[Records excerpted from a collection]
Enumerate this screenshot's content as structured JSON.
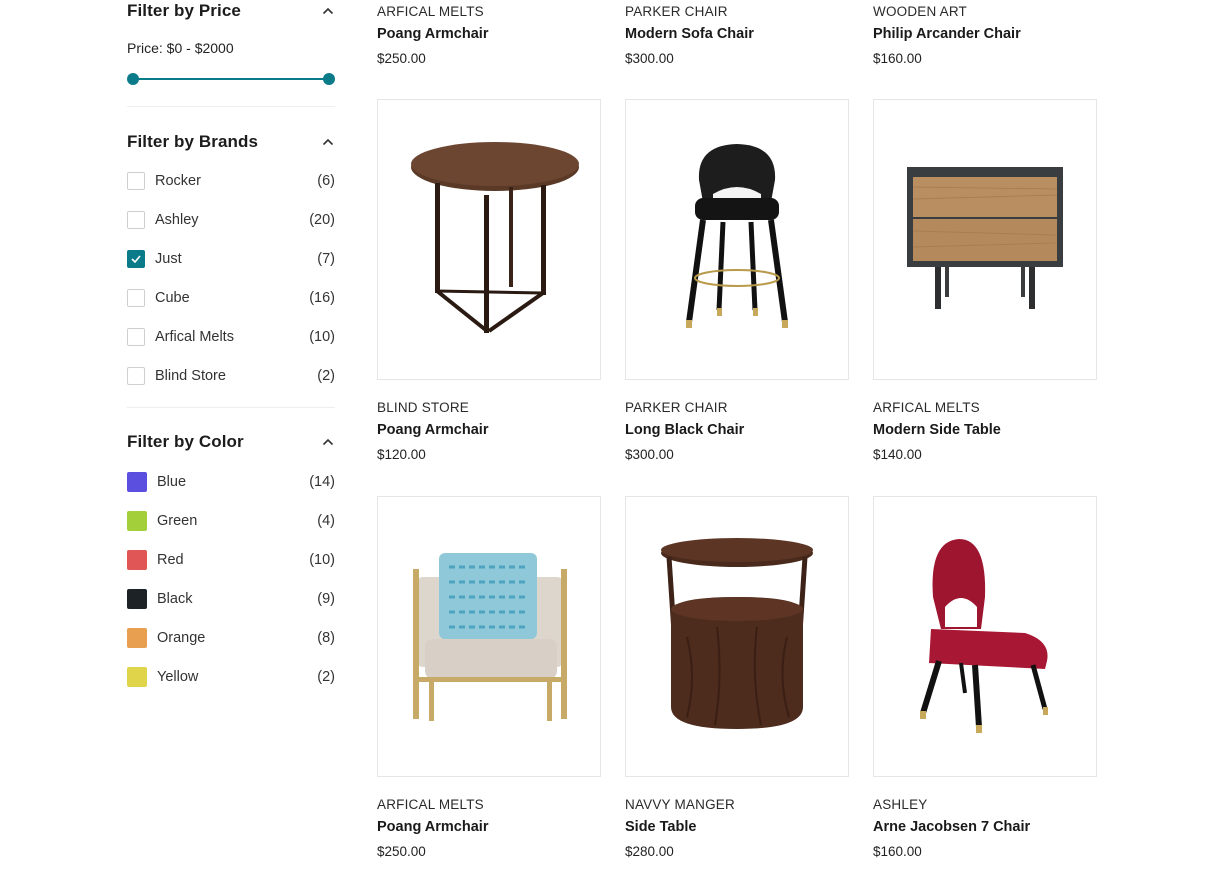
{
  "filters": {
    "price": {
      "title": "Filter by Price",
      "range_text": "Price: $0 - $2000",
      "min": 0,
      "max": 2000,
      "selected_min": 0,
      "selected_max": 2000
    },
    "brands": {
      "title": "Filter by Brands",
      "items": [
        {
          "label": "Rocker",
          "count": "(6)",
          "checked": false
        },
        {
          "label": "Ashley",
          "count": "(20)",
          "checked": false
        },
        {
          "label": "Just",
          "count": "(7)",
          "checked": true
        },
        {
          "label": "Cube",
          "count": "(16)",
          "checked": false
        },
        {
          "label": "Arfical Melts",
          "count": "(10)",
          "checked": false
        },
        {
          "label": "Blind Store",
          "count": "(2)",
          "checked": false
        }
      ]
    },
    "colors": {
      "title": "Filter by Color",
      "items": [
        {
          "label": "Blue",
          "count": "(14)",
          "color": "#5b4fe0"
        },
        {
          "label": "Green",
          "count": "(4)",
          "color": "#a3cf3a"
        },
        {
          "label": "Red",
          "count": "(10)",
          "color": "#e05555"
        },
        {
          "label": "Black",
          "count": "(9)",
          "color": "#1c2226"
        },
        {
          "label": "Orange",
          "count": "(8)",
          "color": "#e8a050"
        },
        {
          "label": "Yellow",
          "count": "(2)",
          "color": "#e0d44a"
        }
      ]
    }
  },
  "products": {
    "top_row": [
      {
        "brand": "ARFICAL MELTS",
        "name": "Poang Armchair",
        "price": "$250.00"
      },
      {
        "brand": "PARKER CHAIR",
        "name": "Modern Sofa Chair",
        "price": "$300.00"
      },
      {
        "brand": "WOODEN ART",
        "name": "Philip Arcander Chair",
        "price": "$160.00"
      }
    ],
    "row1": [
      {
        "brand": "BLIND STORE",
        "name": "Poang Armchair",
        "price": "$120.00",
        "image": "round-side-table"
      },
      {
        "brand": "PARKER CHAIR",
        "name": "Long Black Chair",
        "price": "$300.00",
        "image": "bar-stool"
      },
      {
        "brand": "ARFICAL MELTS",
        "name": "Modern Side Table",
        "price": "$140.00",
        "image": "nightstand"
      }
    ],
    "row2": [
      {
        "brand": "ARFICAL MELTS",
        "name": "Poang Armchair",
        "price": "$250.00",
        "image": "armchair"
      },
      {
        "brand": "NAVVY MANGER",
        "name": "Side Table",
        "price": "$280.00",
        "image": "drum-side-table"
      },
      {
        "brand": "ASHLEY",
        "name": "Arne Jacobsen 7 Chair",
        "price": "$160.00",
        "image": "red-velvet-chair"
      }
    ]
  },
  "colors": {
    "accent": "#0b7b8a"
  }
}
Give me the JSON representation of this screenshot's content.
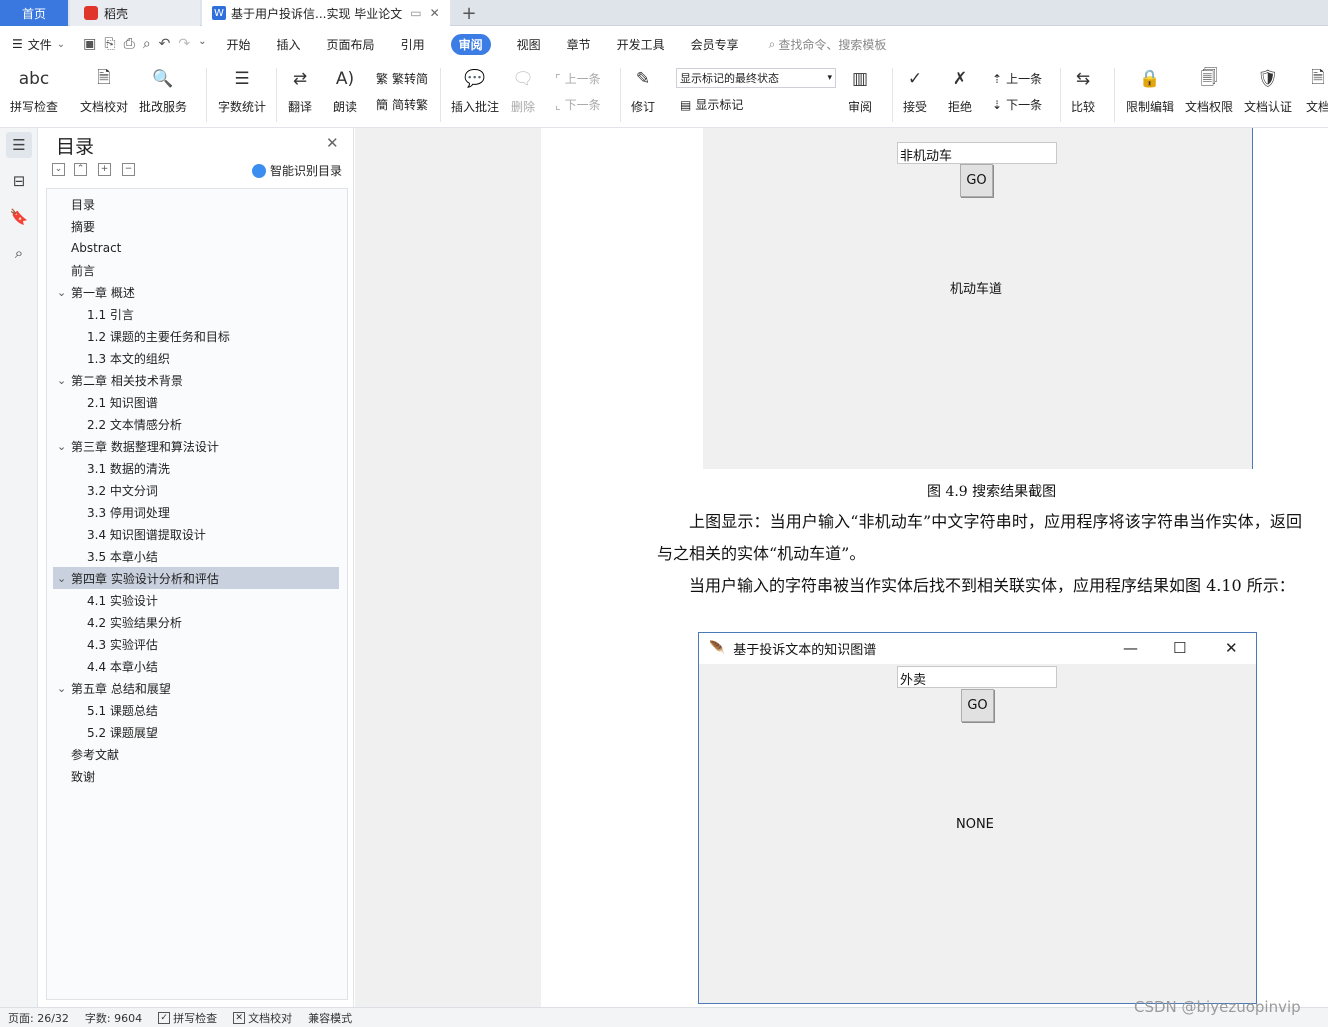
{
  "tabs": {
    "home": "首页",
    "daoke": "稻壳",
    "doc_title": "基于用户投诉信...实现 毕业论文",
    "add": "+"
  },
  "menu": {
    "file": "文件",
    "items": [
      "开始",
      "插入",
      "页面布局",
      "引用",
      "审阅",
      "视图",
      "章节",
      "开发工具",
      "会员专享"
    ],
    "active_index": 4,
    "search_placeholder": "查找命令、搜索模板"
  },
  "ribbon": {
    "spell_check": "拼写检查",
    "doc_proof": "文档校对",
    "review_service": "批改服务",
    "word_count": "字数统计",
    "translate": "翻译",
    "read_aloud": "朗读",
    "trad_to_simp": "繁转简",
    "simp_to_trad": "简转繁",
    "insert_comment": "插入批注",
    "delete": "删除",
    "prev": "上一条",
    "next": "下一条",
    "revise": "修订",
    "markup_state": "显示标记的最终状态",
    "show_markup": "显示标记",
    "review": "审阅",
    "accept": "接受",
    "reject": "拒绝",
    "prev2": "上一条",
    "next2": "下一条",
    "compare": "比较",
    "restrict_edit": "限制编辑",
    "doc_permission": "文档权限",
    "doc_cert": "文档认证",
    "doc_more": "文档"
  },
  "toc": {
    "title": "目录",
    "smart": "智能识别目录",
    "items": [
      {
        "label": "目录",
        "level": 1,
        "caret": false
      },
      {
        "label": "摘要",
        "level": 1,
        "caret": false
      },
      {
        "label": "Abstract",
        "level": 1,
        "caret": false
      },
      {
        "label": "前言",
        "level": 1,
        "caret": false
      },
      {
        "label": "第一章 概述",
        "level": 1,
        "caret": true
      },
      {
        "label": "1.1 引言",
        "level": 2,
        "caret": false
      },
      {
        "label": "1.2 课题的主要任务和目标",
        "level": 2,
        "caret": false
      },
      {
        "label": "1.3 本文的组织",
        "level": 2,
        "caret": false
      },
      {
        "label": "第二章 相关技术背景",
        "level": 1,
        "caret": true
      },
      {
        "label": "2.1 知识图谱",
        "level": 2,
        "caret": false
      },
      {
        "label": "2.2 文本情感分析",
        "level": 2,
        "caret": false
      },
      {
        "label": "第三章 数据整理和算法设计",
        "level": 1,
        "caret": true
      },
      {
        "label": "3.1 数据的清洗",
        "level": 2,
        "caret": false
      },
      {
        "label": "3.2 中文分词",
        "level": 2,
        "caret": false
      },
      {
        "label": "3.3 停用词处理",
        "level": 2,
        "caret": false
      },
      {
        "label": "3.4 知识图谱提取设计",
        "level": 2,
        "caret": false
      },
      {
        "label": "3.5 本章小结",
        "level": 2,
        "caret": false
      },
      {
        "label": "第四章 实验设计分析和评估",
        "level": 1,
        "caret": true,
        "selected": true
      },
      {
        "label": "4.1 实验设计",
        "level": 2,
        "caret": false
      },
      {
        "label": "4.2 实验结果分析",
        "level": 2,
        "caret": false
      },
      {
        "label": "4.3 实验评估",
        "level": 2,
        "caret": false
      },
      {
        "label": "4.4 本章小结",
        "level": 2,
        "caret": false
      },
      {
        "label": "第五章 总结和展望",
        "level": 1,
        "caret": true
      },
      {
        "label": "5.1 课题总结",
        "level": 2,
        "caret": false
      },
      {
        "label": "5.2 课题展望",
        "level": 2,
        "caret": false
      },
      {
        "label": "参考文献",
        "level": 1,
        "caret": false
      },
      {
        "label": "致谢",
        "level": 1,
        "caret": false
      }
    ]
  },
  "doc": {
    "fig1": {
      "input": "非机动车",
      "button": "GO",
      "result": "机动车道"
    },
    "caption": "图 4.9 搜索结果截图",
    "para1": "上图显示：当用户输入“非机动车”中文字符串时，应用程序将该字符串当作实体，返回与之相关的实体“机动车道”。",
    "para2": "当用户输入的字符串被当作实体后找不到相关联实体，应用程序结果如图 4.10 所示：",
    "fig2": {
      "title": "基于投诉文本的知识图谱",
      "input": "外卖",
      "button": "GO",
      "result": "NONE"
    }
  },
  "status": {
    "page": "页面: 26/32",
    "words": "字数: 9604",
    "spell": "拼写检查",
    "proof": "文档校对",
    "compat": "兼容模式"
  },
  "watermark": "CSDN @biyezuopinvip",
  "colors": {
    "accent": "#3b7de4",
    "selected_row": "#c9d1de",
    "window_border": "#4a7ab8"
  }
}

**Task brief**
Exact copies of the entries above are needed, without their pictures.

**Exercise solution**
Enumerate this screenshot's content as structured JSON.
{
  "filters": {
    "price": {
      "title": "Filter by Price",
      "range_text": "Price: $0 - $2000",
      "min": 0,
      "max": 2000,
      "selected_min": 0,
      "selected_max": 2000
    },
    "brands": {
      "title": "Filter by Brands",
      "items": [
        {
          "label": "Rocker",
          "count": "(6)",
          "checked": false
        },
        {
          "label": "Ashley",
          "count": "(20)",
          "checked": false
        },
        {
          "label": "Just",
          "count": "(7)",
          "checked": true
        },
        {
          "label": "Cube",
          "count": "(16)",
          "checked": false
        },
        {
          "label": "Arfical Melts",
          "count": "(10)",
          "checked": false
        },
        {
          "label": "Blind Store",
          "count": "(2)",
          "checked": false
        }
      ]
    },
    "colors": {
      "title": "Filter by Color",
      "items": [
        {
          "label": "Blue",
          "count": "(14)",
          "color": "#5b4fe0"
        },
        {
          "label": "Green",
          "count": "(4)",
          "color": "#a3cf3a"
        },
        {
          "label": "Red",
          "count": "(10)",
          "color": "#e05555"
        },
        {
          "label": "Black",
          "count": "(9)",
          "color": "#1c2226"
        },
        {
          "label": "Orange",
          "count": "(8)",
          "color": "#e8a050"
        },
        {
          "label": "Yellow",
          "count": "(2)",
          "color": "#e0d44a"
        }
      ]
    }
  },
  "products": {
    "top_row": [
      {
        "brand": "ARFICAL MELTS",
        "name": "Poang Armchair",
        "price": "$250.00"
      },
      {
        "brand": "PARKER CHAIR",
        "name": "Modern Sofa Chair",
        "price": "$300.00"
      },
      {
        "brand": "WOODEN ART",
        "name": "Philip Arcander Chair",
        "price": "$160.00"
      }
    ],
    "row1": [
      {
        "brand": "BLIND STORE",
        "name": "Poang Armchair",
        "price": "$120.00",
        "image": "round-side-table"
      },
      {
        "brand": "PARKER CHAIR",
        "name": "Long Black Chair",
        "price": "$300.00",
        "image": "bar-stool"
      },
      {
        "brand": "ARFICAL MELTS",
        "name": "Modern Side Table",
        "price": "$140.00",
        "image": "nightstand"
      }
    ],
    "row2": [
      {
        "brand": "ARFICAL MELTS",
        "name": "Poang Armchair",
        "price": "$250.00",
        "image": "armchair"
      },
      {
        "brand": "NAVVY MANGER",
        "name": "Side Table",
        "price": "$280.00",
        "image": "drum-side-table"
      },
      {
        "brand": "ASHLEY",
        "name": "Arne Jacobsen 7 Chair",
        "price": "$160.00",
        "image": "red-velvet-chair"
      }
    ]
  },
  "colors": {
    "accent": "#0b7b8a"
  }
}
Give me the JSON representation of this screenshot's content.
{
  "tabs": {
    "home": "首页",
    "daoke": "稻壳",
    "doc_title": "基于用户投诉信...实现 毕业论文",
    "add": "+"
  },
  "menu": {
    "file": "文件",
    "items": [
      "开始",
      "插入",
      "页面布局",
      "引用",
      "审阅",
      "视图",
      "章节",
      "开发工具",
      "会员专享"
    ],
    "active_index": 4,
    "search_placeholder": "查找命令、搜索模板"
  },
  "ribbon": {
    "spell_check": "拼写检查",
    "doc_proof": "文档校对",
    "review_service": "批改服务",
    "word_count": "字数统计",
    "translate": "翻译",
    "read_aloud": "朗读",
    "trad_to_simp": "繁转简",
    "simp_to_trad": "简转繁",
    "insert_comment": "插入批注",
    "delete": "删除",
    "prev": "上一条",
    "next": "下一条",
    "revise": "修订",
    "markup_state": "显示标记的最终状态",
    "show_markup": "显示标记",
    "review": "审阅",
    "accept": "接受",
    "reject": "拒绝",
    "prev2": "上一条",
    "next2": "下一条",
    "compare": "比较",
    "restrict_edit": "限制编辑",
    "doc_permission": "文档权限",
    "doc_cert": "文档认证",
    "doc_more": "文档"
  },
  "toc": {
    "title": "目录",
    "smart": "智能识别目录",
    "items": [
      {
        "label": "目录",
        "level": 1,
        "caret": false
      },
      {
        "label": "摘要",
        "level": 1,
        "caret": false
      },
      {
        "label": "Abstract",
        "level": 1,
        "caret": false
      },
      {
        "label": "前言",
        "level": 1,
        "caret": false
      },
      {
        "label": "第一章 概述",
        "level": 1,
        "caret": true
      },
      {
        "label": "1.1 引言",
        "level": 2,
        "caret": false
      },
      {
        "label": "1.2 课题的主要任务和目标",
        "level": 2,
        "caret": false
      },
      {
        "label": "1.3 本文的组织",
        "level": 2,
        "caret": false
      },
      {
        "label": "第二章 相关技术背景",
        "level": 1,
        "caret": true
      },
      {
        "label": "2.1 知识图谱",
        "level": 2,
        "caret": false
      },
      {
        "label": "2.2 文本情感分析",
        "level": 2,
        "caret": false
      },
      {
        "label": "第三章 数据整理和算法设计",
        "level": 1,
        "caret": true
      },
      {
        "label": "3.1 数据的清洗",
        "level": 2,
        "caret": false
      },
      {
        "label": "3.2 中文分词",
        "level": 2,
        "caret": false
      },
      {
        "label": "3.3 停用词处理",
        "level": 2,
        "caret": false
      },
      {
        "label": "3.4 知识图谱提取设计",
        "level": 2,
        "caret": false
      },
      {
        "label": "3.5 本章小结",
        "level": 2,
        "caret": false
      },
      {
        "label": "第四章 实验设计分析和评估",
        "level": 1,
        "caret": true,
        "selected": true
      },
      {
        "label": "4.1 实验设计",
        "level": 2,
        "caret": false
      },
      {
        "label": "4.2 实验结果分析",
        "level": 2,
        "caret": false
      },
      {
        "label": "4.3 实验评估",
        "level": 2,
        "caret": false
      },
      {
        "label": "4.4 本章小结",
        "level": 2,
        "caret": false
      },
      {
        "label": "第五章 总结和展望",
        "level": 1,
        "caret": true
      },
      {
        "label": "5.1 课题总结",
        "level": 2,
        "caret": false
      },
      {
        "label": "5.2 课题展望",
        "level": 2,
        "caret": false
      },
      {
        "label": "参考文献",
        "level": 1,
        "caret": false
      },
      {
        "label": "致谢",
        "level": 1,
        "caret": false
      }
    ]
  },
  "doc": {
    "fig1": {
      "input": "非机动车",
      "button": "GO",
      "result": "机动车道"
    },
    "caption": "图 4.9 搜索结果截图",
    "para1": "上图显示：当用户输入“非机动车”中文字符串时，应用程序将该字符串当作实体，返回与之相关的实体“机动车道”。",
    "para2": "当用户输入的字符串被当作实体后找不到相关联实体，应用程序结果如图 4.10 所示：",
    "fig2": {
      "title": "基于投诉文本的知识图谱",
      "input": "外卖",
      "button": "GO",
      "result": "NONE"
    }
  },
  "status": {
    "page": "页面: 26/32",
    "words": "字数: 9604",
    "spell": "拼写检查",
    "proof": "文档校对",
    "compat": "兼容模式"
  },
  "watermark": "CSDN @biyezuopinvip",
  "colors": {
    "accent": "#3b7de4",
    "selected_row": "#c9d1de",
    "window_border": "#4a7ab8"
  }
}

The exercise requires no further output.